Check each line of the material below for "allowances", then copy the ones that contain it.
Records to use below:
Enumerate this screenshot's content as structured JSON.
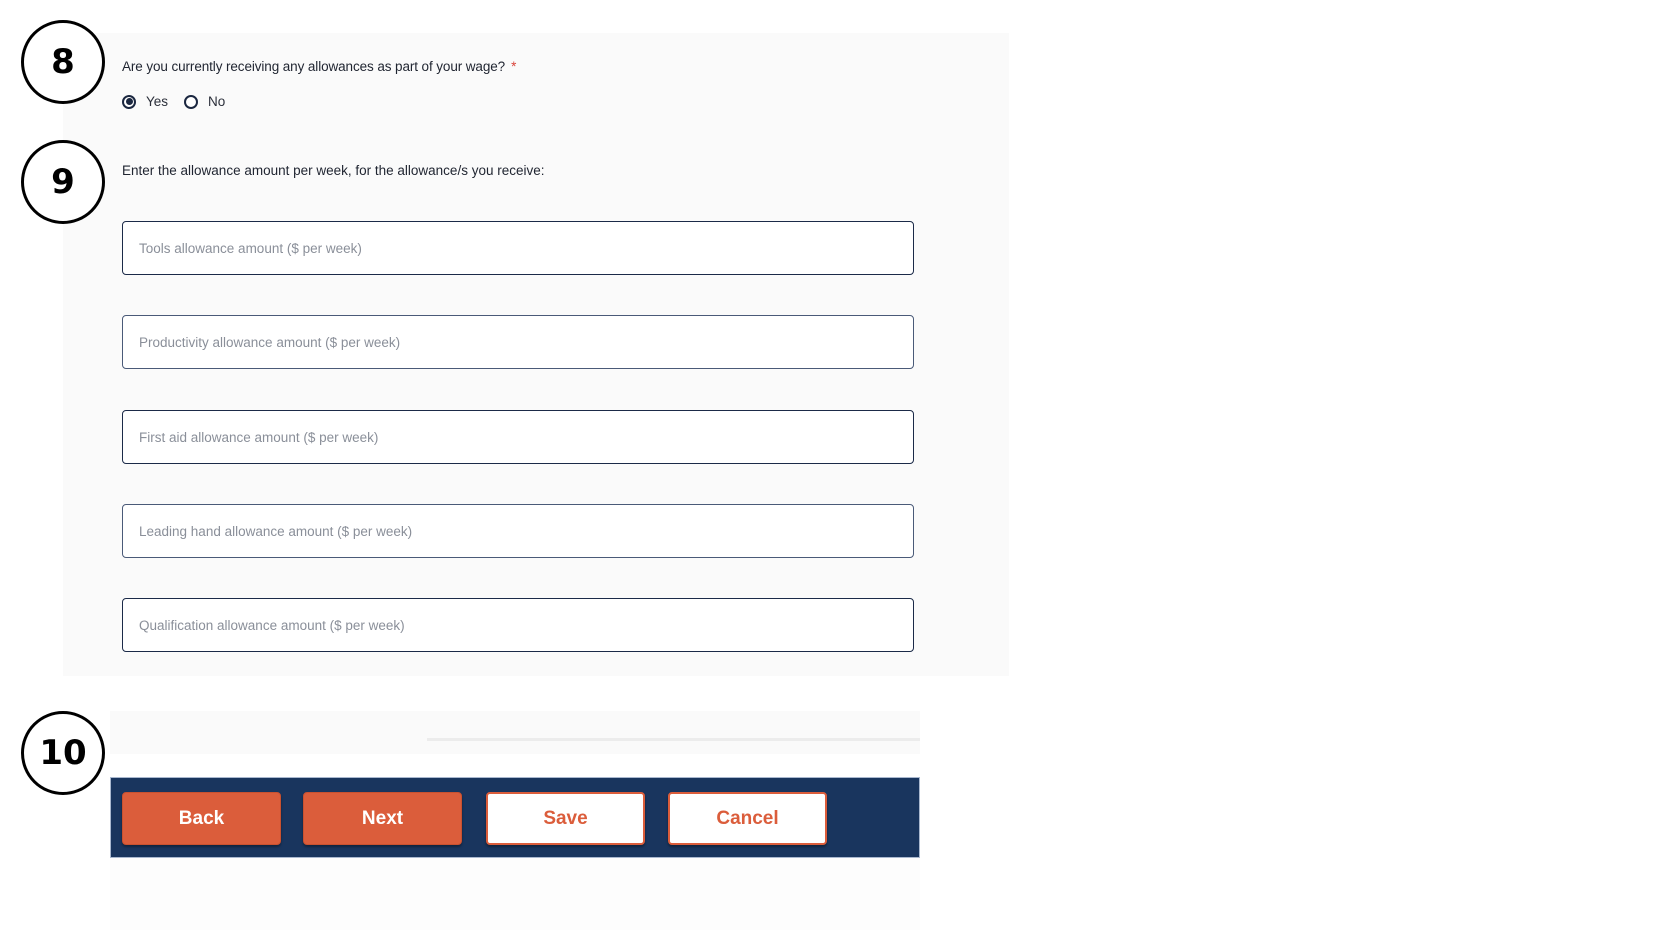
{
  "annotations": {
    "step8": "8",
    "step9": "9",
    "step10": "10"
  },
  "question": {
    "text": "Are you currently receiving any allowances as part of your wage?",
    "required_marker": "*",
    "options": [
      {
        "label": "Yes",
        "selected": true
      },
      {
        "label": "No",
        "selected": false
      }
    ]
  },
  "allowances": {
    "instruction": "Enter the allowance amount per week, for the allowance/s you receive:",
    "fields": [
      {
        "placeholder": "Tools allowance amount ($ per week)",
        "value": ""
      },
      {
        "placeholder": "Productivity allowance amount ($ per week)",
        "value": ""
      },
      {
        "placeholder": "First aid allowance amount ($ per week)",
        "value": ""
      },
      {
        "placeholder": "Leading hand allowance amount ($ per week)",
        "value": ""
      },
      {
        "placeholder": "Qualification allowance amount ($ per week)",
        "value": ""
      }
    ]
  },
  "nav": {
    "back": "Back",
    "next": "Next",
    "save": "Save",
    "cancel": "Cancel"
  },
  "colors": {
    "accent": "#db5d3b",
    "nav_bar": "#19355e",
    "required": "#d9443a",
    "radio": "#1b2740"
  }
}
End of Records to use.
> _Response area_:
    "text": "Are you currently receiving any allowances as part of your wage?",
  "allowances": {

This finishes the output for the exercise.